If you desire to free yourself quickly from birth-and-death, of the two excellent teachings leave aside the Path of Sages and choosing, enter the Pure Land way. (Honen Shonin, CWS, p. 512)
There are eighty-four thousand Dharma gates, of which the Pure Land way is one. Eighty-three thousand, nine hundred and ninety-nine of them belong to the Path of Sages. Shakyamuni Buddha taught all of them. Both paths are excellent teachings. Which one should I choose?
It depends. What does it depend upon? It depends on self-awareness. It depends on who I am.
Many sages, indeed, practiced the Pure Land way. But it was part of a group of religious practices that they engaged in.
Honen Shonin suggests that we make a choice, and this choice depends upon our capability. (CWS, p. 244) He was not the first of the Dharma Masters to suggest such a choice. The first of them, Nagarjuna Bodhisattva did so too:
In the Buddha’s teaching, there are countless gates. Just as there are difficult and easy among the paths of this world–for journeying overland is full of hardship while sailing on board a boat is pleasant–so it is with the paths of bodhisattvas. Some engage in rigorous practice and endeavour; others quickly reach the stage of non-retrogression through the easy practice of entrusting as the means for attaining it. (Nagarjuna Bodhisattva, CWS, p. 22)
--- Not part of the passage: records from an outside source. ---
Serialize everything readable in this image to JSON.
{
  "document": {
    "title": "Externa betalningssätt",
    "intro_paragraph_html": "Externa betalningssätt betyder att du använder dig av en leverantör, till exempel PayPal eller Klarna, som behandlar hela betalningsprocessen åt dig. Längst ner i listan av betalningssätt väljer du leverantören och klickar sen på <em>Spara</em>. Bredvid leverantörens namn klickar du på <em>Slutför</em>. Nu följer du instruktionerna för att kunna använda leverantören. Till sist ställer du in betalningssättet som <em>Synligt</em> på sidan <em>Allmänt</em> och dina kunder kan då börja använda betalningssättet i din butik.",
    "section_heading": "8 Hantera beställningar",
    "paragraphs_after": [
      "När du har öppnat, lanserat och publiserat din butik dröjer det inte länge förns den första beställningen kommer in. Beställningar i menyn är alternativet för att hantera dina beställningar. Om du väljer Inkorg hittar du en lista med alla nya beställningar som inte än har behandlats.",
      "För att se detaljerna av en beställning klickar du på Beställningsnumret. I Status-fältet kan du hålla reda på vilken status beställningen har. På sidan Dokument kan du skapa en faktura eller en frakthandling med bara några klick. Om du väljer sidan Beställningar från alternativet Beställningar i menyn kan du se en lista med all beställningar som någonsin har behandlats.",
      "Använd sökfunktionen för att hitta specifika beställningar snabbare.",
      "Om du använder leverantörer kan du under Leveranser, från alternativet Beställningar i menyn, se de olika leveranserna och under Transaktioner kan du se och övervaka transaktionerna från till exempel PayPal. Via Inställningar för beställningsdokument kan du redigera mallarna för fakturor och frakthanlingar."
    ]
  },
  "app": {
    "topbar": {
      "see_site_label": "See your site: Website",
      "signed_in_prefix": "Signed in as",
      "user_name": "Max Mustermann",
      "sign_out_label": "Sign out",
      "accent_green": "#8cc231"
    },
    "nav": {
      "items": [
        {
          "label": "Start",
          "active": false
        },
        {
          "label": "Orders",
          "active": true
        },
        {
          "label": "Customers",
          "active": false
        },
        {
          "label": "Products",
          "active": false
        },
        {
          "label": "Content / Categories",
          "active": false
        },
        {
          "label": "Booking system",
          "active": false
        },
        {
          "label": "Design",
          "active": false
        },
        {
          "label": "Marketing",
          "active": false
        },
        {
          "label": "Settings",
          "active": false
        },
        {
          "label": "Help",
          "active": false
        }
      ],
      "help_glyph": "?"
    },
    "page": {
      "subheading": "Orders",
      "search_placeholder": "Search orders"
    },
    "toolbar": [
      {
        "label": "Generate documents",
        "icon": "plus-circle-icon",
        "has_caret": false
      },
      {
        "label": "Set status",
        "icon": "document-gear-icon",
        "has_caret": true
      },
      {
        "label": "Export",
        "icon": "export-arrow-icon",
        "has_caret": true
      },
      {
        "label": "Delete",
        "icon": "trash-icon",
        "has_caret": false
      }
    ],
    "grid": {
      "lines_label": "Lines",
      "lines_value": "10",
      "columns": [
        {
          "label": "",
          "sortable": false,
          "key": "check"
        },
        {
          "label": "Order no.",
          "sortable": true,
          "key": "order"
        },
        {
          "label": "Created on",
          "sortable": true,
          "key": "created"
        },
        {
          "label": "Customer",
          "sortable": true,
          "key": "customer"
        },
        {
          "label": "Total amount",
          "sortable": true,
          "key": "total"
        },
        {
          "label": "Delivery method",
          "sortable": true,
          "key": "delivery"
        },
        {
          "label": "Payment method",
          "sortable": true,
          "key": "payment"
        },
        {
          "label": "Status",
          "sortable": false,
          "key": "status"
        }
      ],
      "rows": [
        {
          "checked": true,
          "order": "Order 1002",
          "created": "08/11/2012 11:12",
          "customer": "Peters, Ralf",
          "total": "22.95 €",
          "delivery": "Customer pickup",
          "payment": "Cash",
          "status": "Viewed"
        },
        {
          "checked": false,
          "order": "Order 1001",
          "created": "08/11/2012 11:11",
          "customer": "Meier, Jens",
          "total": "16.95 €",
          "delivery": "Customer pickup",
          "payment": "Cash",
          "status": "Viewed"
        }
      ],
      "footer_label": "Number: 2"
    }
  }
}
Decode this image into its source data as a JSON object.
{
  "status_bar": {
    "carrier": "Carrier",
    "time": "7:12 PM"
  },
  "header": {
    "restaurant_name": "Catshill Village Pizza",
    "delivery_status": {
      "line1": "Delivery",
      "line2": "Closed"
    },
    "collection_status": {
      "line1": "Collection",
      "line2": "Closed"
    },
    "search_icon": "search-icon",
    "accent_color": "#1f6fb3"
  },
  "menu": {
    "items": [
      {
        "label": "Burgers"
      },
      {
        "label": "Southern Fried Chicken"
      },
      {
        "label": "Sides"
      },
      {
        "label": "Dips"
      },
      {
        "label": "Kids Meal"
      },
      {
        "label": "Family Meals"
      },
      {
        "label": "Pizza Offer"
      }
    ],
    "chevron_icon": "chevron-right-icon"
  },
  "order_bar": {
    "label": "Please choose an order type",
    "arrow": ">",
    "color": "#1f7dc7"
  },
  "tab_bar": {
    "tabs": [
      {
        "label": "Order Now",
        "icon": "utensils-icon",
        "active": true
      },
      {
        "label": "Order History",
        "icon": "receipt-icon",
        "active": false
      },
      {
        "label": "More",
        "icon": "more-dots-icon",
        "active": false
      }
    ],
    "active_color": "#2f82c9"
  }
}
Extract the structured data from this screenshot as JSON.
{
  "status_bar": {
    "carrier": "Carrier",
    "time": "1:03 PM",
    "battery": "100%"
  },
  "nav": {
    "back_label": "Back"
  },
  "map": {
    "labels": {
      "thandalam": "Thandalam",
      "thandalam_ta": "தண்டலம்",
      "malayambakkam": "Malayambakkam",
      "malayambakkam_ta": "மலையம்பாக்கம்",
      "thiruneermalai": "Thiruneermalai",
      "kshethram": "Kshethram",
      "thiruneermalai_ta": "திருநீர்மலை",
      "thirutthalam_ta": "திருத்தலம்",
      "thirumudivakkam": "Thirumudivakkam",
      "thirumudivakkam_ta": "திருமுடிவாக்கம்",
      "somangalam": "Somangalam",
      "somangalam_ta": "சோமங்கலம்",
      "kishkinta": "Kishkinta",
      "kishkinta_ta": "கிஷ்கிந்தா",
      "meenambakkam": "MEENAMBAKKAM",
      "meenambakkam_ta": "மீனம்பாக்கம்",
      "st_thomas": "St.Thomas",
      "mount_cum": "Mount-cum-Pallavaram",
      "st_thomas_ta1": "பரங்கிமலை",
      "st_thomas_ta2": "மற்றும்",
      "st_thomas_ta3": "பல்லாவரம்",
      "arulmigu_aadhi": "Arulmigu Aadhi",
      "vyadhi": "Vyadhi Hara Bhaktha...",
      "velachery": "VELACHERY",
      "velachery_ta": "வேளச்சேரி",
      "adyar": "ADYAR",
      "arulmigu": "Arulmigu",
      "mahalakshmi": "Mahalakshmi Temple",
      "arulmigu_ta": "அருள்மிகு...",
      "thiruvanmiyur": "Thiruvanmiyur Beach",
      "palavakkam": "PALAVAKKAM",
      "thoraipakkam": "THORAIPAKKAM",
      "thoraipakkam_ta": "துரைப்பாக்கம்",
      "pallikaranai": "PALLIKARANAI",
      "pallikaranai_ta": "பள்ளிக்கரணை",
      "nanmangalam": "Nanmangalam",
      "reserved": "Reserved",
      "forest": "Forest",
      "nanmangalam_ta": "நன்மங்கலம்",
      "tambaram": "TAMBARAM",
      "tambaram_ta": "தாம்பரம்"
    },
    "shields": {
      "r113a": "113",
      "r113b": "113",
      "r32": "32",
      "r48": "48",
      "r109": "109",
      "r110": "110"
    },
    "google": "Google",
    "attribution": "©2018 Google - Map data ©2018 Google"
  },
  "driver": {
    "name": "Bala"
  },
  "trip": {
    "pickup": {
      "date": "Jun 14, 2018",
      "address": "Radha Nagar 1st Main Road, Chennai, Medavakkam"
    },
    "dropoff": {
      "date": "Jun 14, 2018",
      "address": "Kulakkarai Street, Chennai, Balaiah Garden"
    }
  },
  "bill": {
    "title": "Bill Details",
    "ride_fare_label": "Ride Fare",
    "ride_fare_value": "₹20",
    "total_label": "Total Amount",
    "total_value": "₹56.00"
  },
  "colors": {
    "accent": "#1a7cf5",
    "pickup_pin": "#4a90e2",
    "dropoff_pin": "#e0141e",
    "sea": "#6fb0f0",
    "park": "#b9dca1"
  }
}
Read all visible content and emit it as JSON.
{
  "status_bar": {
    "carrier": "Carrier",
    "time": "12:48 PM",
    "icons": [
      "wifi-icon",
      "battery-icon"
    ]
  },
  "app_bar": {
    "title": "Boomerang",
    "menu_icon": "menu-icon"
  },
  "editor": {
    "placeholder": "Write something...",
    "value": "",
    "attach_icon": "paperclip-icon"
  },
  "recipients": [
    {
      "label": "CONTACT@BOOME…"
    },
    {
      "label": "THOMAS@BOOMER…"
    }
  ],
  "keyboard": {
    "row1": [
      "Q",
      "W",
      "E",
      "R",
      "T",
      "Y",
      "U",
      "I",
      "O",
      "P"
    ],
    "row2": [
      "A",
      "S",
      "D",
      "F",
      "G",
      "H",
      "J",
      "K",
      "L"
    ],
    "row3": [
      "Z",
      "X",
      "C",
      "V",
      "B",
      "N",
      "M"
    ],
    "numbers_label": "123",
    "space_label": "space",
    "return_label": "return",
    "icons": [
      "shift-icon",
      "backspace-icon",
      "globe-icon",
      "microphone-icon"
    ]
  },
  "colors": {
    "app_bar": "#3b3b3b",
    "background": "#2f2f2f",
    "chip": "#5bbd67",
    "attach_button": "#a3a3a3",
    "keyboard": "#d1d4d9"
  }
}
Tao ch’o (562-645) was the first Dharma Master to identify the two paths as ‘The Path of Sages’ and ‘The Pure Land Path’. He felt that the time had arrived wherein practice in the Path of Sages was no longer possible because of the rise of the Age of Declining Dharma. Nonetheless the choice lies before us still. Many schools other than the Pure Land path continue to thrive. No one would–or should–suggest that there is no value in them. To think that way is a serious mistake.
The Pure Land Path was devised with certain people in mind–you and me. The Buddha Dharma has universal relevance. But not everyone feels he or she needs to follow it. People turn to the Dharma because they recognise within themselves the truth of suffering, which is the first of the Four Noble Truths expounded in Shakyamuni Buddha’s first sermon. Not everyone comes to this realisation.
In similar fashion, we recognise within ourselves that we are ‘ordinary’ men and women. Not everyone comes to such an awareness. But we know ‘I do not have the capacity to follow the Path of Sages.’ It was for just such a person as me, and you, that Amida Buddha made the Primal Vow.
Amida is not concerned with those who can make their own way to the Other Shore. His Vow is for ordinary beings (bonbu).
Suppose that all other schools joined together in declaring, ‘The nembutsu is for the sake of worthless people; the teaching is shallow and vulgar.’ Even then, without the slightest argument one should simply reply, ‘When foolish beings of inferior capacity like ourselves, persons ignorant of even a single letter, entrust themselves to the Vow, they are saved. Since we accept and entrust ourselves to this teaching, for us it is the supreme dharma … (A Record in Lament of Divergences, CWS, p. 669)
We decide which path to choose when we respond to Amida Buddha’s bidding. It is not a wholly rational decision. But when, deep down we hear his call, it becomes urgent for us to respond; and we are certain that it was the right decision for evermore.